September 30, 2020

Shafts on the roof of ARUP’s new 220,000-square-foot building are part of a sophisticated energy recovery system that will save money by pulling hot and cool air out as outside air cycles in to keep the building well-ventilated. The hot and cool air can then be reused.

SALT LAKE CITY – Even amid the COVID-19 pandemic, a towering new structure is slowly rising to distinguish the core of University of Utah Research Park. By mid-2021, the four-story, earth-toned building emerging just north of ARUP Laboratories’ existing main facility will be the fully functioning, state-of-the-art epicenter of ARUP’s growing operations.

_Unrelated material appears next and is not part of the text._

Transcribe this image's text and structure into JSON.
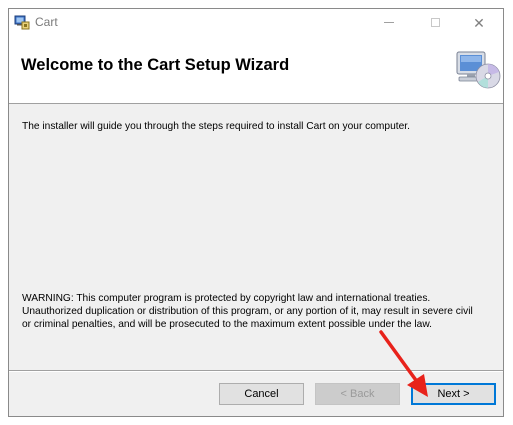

When COVID-19 hit, ARUP decided to complete the 220,000-square-foot structure all at once rather than in phases to save money, but the company held firm to its commitment to spare no expense to construct the best-planned, most efficient building possible. “We had the opportunity to design the optimal home for large-scale laboratory operations, then make it a reality. That is what this new building is,” ARUP President Andy Theurer said.

The mammoth structure being built by Salt Lake City’s Okland Construction is also the most visible embodiment yet of ARUP’s commitment to environmental stewardship, he said. “We have been very intentional in all aspects of this building’s planning and construction to ensure we are achieving the highest energy efficiency and reducing waste.”

That is no small task, considering the requirements of a structure designed to optimize all aspects of laboratory operations for one of the nation’s largest reference laboratories.

To ensure that laboratories can operate 24 hours a day, seven days a week without disruption, the electrical and heating, ventilation, and air conditioning (HVAC) systems must be redundant to guarantee backups if a system goes down, said Curtis Hansen, ARUP director of facilities. The building has to have higher ceilings to accommodate automation tracks and structural safety features. It also has to be constructed with increased rigidity compared with other buildings to minimize vibrations that can interrupt or harm sensitive instruments.

“Each of these features adds to construction costs, but will save ARUP money in the long run,” he said.

Chad Turner, ARUP design and construction manager, used the HVAC system as an example. He, Hansen, and their team explored all options, including solar, before choosing a sophisticated recovery system that added $2 million to the building’s cost, but will save ARUP an estimated $300,000 per year in heating and cooling costs.

In providing proper ventilation for the new building, which is critical to maintaining specimen quality and employee safety, the system will pull hot and cool air out as it is cycling outside air into the building and then reuse the hot or cool air to achieve the savings Turner and his team cite. The structure will achieve further energy savings through the installation of the highest-efficiency windows and insulation. “The building will be absolutely airtight,” Turner said.

Beyond the building itself and its infrastructure, planners included other features to reduce waste. They expanded the dock area to provide more room for the extensive materials recycling ARUP already does.

In the new cafeteria, no paper or plastic will be used to serve food; an industrial dishwasher already has been installed that is capable of washing and sterilizing dishes for 2,000 meals per day.

Transportation also has been addressed. Employees who bicycle to work will be able to store bikes in a new secure storage area. There will be showers adjacent to a large locker room on the building’s ground floor where all laboratory employees will begin their shifts.

Recharging stations for ARUP’s fleet of electric vehicles are being installed, and planners anticipate adding stations for employee use, too, Hansen said.

He added that the same water-efficient xeriscaping ARUP has outside the existing main facility will be added around the new building.

“Overall, our new building enhances the efforts ARUP already makes as it strives to be a green company,” he said.

The new building’s construction is on schedule, with completion planned for late January or early February. Once it is completed, move-in will take place in phases. The building will be fully operational by mid-2021.

This article is part of a series introducing ARUP’s new building, which will open in early 2020.

Related blogs:
Good Taste: ARUP’s New Building Will Offer an Improved Dining Experience

Lisa Carricaburu, Director of Marketing Communications and Clinical Decision Support.